THE DATA Start Marker

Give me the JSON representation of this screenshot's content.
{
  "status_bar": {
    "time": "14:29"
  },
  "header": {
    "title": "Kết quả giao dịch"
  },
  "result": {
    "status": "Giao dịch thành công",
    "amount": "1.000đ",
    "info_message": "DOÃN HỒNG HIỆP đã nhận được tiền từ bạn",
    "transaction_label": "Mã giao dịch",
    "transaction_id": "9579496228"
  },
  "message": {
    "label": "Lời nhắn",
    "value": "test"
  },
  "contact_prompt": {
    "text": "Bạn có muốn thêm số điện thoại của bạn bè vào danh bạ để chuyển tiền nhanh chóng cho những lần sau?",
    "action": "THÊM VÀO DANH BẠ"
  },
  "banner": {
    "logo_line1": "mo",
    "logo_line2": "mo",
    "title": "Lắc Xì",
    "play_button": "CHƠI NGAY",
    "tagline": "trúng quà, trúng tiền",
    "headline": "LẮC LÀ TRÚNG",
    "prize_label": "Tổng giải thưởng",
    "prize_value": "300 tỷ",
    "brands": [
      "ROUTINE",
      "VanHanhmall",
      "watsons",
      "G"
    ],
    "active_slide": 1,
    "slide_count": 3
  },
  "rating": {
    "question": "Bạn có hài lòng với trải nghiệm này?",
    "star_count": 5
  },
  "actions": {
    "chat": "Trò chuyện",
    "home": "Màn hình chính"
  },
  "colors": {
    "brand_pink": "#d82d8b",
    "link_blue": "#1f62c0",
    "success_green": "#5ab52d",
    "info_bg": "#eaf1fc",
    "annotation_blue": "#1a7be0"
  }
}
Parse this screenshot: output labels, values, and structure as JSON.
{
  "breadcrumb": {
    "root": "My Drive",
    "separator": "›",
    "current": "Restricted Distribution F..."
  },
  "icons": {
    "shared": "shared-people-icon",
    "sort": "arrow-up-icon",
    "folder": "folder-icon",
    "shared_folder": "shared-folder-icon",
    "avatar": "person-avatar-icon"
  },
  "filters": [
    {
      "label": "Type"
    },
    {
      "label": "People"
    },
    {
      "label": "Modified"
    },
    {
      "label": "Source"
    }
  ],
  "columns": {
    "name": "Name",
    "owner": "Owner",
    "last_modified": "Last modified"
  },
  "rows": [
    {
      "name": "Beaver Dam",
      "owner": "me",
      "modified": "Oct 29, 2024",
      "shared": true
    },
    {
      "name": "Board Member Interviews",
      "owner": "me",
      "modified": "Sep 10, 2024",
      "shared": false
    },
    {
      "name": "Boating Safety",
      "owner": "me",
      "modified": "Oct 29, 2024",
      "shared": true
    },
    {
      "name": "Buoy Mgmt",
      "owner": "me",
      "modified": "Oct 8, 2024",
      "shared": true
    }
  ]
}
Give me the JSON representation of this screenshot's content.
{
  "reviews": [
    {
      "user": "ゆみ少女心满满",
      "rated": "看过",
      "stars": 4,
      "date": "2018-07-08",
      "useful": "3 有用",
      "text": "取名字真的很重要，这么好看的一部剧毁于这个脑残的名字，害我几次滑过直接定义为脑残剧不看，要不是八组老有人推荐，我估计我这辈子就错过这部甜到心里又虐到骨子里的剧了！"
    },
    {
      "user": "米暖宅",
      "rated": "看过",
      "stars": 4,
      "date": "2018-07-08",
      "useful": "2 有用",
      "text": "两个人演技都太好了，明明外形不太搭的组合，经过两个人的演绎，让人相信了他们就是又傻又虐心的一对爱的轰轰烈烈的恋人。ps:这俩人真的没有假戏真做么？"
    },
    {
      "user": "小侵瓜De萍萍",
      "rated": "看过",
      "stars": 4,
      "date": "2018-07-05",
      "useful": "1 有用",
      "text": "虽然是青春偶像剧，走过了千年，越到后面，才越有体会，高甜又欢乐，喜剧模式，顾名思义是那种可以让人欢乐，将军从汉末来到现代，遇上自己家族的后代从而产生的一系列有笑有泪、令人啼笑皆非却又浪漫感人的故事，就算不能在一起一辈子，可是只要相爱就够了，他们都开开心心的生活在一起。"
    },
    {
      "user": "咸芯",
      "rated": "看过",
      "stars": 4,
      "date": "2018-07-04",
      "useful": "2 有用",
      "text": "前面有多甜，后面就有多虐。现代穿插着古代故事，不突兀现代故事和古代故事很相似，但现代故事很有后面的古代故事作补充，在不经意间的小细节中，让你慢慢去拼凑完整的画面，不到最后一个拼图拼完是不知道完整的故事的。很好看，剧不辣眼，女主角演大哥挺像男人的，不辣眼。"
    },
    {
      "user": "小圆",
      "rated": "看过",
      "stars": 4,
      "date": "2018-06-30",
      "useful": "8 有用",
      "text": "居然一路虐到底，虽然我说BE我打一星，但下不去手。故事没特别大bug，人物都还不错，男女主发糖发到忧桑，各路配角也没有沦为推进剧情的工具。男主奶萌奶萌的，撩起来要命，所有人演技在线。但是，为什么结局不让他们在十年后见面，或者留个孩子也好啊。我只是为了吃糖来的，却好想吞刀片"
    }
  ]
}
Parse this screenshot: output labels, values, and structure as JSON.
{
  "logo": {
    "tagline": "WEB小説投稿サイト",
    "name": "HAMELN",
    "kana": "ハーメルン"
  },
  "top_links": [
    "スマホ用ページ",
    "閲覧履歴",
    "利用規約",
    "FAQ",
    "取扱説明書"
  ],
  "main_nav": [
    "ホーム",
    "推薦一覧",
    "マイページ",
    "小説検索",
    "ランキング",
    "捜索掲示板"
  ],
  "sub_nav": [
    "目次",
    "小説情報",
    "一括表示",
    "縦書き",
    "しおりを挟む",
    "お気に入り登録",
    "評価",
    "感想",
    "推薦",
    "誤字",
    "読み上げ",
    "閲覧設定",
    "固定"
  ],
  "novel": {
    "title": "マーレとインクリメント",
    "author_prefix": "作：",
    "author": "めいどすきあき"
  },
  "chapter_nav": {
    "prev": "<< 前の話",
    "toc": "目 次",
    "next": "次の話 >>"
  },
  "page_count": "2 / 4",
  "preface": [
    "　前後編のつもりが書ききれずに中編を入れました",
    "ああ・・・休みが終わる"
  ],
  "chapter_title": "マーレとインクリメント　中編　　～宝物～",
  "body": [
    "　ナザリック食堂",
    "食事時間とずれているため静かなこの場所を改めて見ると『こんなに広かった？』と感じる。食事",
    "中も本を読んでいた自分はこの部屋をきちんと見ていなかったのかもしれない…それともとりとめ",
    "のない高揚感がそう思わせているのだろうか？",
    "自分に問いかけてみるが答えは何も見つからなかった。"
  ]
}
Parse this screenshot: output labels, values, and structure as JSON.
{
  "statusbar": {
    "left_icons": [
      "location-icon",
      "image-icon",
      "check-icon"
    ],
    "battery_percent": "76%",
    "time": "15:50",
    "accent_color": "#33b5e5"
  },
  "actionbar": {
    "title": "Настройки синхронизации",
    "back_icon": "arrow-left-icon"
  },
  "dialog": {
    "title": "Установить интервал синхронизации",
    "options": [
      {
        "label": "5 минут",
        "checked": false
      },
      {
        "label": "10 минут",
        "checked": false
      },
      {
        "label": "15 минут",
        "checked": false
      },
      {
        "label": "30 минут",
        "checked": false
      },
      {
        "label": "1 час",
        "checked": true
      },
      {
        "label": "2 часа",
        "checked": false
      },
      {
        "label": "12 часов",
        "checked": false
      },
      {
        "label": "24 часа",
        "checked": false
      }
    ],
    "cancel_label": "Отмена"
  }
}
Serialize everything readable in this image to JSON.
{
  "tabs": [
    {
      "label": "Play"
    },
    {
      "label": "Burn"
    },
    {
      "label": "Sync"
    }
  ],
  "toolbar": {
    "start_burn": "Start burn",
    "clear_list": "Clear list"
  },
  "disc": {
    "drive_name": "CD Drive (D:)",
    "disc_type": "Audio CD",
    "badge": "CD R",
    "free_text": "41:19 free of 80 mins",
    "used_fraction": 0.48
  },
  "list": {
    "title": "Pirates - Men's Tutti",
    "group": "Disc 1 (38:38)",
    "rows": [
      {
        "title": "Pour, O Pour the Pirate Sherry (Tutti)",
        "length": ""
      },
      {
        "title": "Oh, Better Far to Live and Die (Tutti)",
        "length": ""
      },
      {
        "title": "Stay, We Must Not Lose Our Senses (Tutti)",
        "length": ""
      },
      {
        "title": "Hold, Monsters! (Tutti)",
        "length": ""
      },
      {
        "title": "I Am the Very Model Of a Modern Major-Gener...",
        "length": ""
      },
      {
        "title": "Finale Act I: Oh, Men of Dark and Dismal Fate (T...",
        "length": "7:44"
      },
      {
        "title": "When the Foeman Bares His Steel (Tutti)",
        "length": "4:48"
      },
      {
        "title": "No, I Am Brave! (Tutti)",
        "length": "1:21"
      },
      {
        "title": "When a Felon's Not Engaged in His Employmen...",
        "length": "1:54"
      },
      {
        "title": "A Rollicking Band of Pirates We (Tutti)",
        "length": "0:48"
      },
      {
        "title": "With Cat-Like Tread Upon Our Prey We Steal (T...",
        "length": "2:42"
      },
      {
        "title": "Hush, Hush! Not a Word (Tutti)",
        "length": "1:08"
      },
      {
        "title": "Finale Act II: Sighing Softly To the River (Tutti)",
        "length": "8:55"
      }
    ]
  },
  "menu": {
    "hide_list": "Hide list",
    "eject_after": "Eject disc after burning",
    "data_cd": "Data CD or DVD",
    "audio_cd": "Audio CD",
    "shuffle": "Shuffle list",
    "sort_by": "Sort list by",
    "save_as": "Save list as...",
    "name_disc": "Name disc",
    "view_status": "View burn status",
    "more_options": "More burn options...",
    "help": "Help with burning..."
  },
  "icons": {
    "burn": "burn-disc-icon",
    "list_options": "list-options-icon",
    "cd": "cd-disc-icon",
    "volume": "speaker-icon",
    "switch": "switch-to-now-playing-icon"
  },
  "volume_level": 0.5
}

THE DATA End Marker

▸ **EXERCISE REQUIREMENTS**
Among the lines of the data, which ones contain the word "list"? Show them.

▸ **ANSWER SECTION**
    "clear_list": "Clear list"
  "list": {
    "hide_list": "Hide list",
    "shuffle": "Shuffle list",
    "sort_by": "Sort list by",
    "save_as": "Save list as...",
    "list_options": "list-options-icon",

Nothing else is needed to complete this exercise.